== Segment start ==
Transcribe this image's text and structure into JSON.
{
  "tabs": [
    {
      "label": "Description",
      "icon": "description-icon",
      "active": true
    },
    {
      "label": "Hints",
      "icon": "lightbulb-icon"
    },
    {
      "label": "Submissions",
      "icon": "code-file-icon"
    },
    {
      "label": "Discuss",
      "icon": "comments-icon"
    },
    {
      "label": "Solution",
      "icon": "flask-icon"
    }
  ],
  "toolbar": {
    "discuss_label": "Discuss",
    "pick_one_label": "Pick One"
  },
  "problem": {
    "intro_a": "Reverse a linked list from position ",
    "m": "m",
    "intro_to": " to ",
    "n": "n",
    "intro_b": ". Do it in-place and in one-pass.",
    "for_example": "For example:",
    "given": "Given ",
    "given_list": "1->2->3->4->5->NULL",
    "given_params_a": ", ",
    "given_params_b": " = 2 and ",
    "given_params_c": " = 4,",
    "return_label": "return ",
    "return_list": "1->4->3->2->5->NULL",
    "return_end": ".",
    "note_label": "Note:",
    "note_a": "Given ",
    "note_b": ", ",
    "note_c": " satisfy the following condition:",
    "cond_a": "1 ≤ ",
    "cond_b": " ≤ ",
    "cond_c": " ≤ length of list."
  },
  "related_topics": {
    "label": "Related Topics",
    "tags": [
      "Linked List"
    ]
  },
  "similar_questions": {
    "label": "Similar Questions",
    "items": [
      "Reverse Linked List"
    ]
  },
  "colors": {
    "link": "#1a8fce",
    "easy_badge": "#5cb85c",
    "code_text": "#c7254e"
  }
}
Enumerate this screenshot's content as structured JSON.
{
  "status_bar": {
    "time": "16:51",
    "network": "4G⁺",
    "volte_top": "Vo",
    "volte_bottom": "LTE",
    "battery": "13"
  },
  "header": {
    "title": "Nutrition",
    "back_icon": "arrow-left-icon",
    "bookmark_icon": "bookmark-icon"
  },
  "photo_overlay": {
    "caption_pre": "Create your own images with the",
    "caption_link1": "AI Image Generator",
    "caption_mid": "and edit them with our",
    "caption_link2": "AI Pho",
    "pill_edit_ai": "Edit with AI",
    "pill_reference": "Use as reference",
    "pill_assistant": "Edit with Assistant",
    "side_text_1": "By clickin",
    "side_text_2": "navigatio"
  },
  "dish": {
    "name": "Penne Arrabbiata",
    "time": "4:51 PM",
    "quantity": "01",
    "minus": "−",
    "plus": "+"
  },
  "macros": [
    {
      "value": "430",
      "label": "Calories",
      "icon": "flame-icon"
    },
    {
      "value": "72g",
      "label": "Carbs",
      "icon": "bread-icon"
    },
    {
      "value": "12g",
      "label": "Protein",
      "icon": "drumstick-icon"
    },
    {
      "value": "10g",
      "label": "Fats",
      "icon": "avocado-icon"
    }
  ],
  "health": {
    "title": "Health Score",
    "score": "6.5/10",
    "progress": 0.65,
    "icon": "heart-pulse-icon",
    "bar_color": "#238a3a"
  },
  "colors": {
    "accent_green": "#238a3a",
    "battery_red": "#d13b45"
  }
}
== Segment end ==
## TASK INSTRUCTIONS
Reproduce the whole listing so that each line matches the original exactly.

## TASK ANSWER
Transcribe this image's text and structure into JSON.
{
  "tabs": [
    {
      "label": "Description",
      "icon": "description-icon",
      "active": true
    },
    {
      "label": "Hints",
      "icon": "lightbulb-icon"
    },
    {
      "label": "Submissions",
      "icon": "code-file-icon"
    },
    {
      "label": "Discuss",
      "icon": "comments-icon"
    },
    {
      "label": "Solution",
      "icon": "flask-icon"
    }
  ],
  "toolbar": {
    "discuss_label": "Discuss",
    "pick_one_label": "Pick One"
  },
  "problem": {
    "intro_a": "Reverse a linked list from position ",
    "m": "m",
    "intro_to": " to ",
    "n": "n",
    "intro_b": ". Do it in-place and in one-pass.",
    "for_example": "For example:",
    "given": "Given ",
    "given_list": "1->2->3->4->5->NULL",
    "given_params_a": ", ",
    "given_params_b": " = 2 and ",
    "given_params_c": " = 4,",
    "return_label": "return ",
    "return_list": "1->4->3->2->5->NULL",
    "return_end": ".",
    "note_label": "Note:",
    "note_a": "Given ",
    "note_b": ", ",
    "note_c": " satisfy the following condition:",
    "cond_a": "1 ≤ ",
    "cond_b": " ≤ ",
    "cond_c": " ≤ length of list."
  },
  "related_topics": {
    "label": "Related Topics",
    "tags": [
      "Linked List"
    ]
  },
  "similar_questions": {
    "label": "Similar Questions",
    "items": [
      "Reverse Linked List"
    ]
  },
  "colors": {
    "link": "#1a8fce",
    "easy_badge": "#5cb85c",
    "code_text": "#c7254e"
  }
}
Enumerate this screenshot's content as structured JSON.
{
  "status_bar": {
    "time": "16:51",
    "network": "4G⁺",
    "volte_top": "Vo",
    "volte_bottom": "LTE",
    "battery": "13"
  },
  "header": {
    "title": "Nutrition",
    "back_icon": "arrow-left-icon",
    "bookmark_icon": "bookmark-icon"
  },
  "photo_overlay": {
    "caption_pre": "Create your own images with the",
    "caption_link1": "AI Image Generator",
    "caption_mid": "and edit them with our",
    "caption_link2": "AI Pho",
    "pill_edit_ai": "Edit with AI",
    "pill_reference": "Use as reference",
    "pill_assistant": "Edit with Assistant",
    "side_text_1": "By clickin",
    "side_text_2": "navigatio"
  },
  "dish": {
    "name": "Penne Arrabbiata",
    "time": "4:51 PM",
    "quantity": "01",
    "minus": "−",
    "plus": "+"
  },
  "macros": [
    {
      "value": "430",
      "label": "Calories",
      "icon": "flame-icon"
    },
    {
      "value": "72g",
      "label": "Carbs",
      "icon": "bread-icon"
    },
    {
      "value": "12g",
      "label": "Protein",
      "icon": "drumstick-icon"
    },
    {
      "value": "10g",
      "label": "Fats",
      "icon": "avocado-icon"
    }
  ],
  "health": {
    "title": "Health Score",
    "score": "6.5/10",
    "progress": 0.65,
    "icon": "heart-pulse-icon",
    "bar_color": "#238a3a"
  },
  "colors": {
    "accent_green": "#238a3a",
    "battery_red": "#d13b45"
  }
}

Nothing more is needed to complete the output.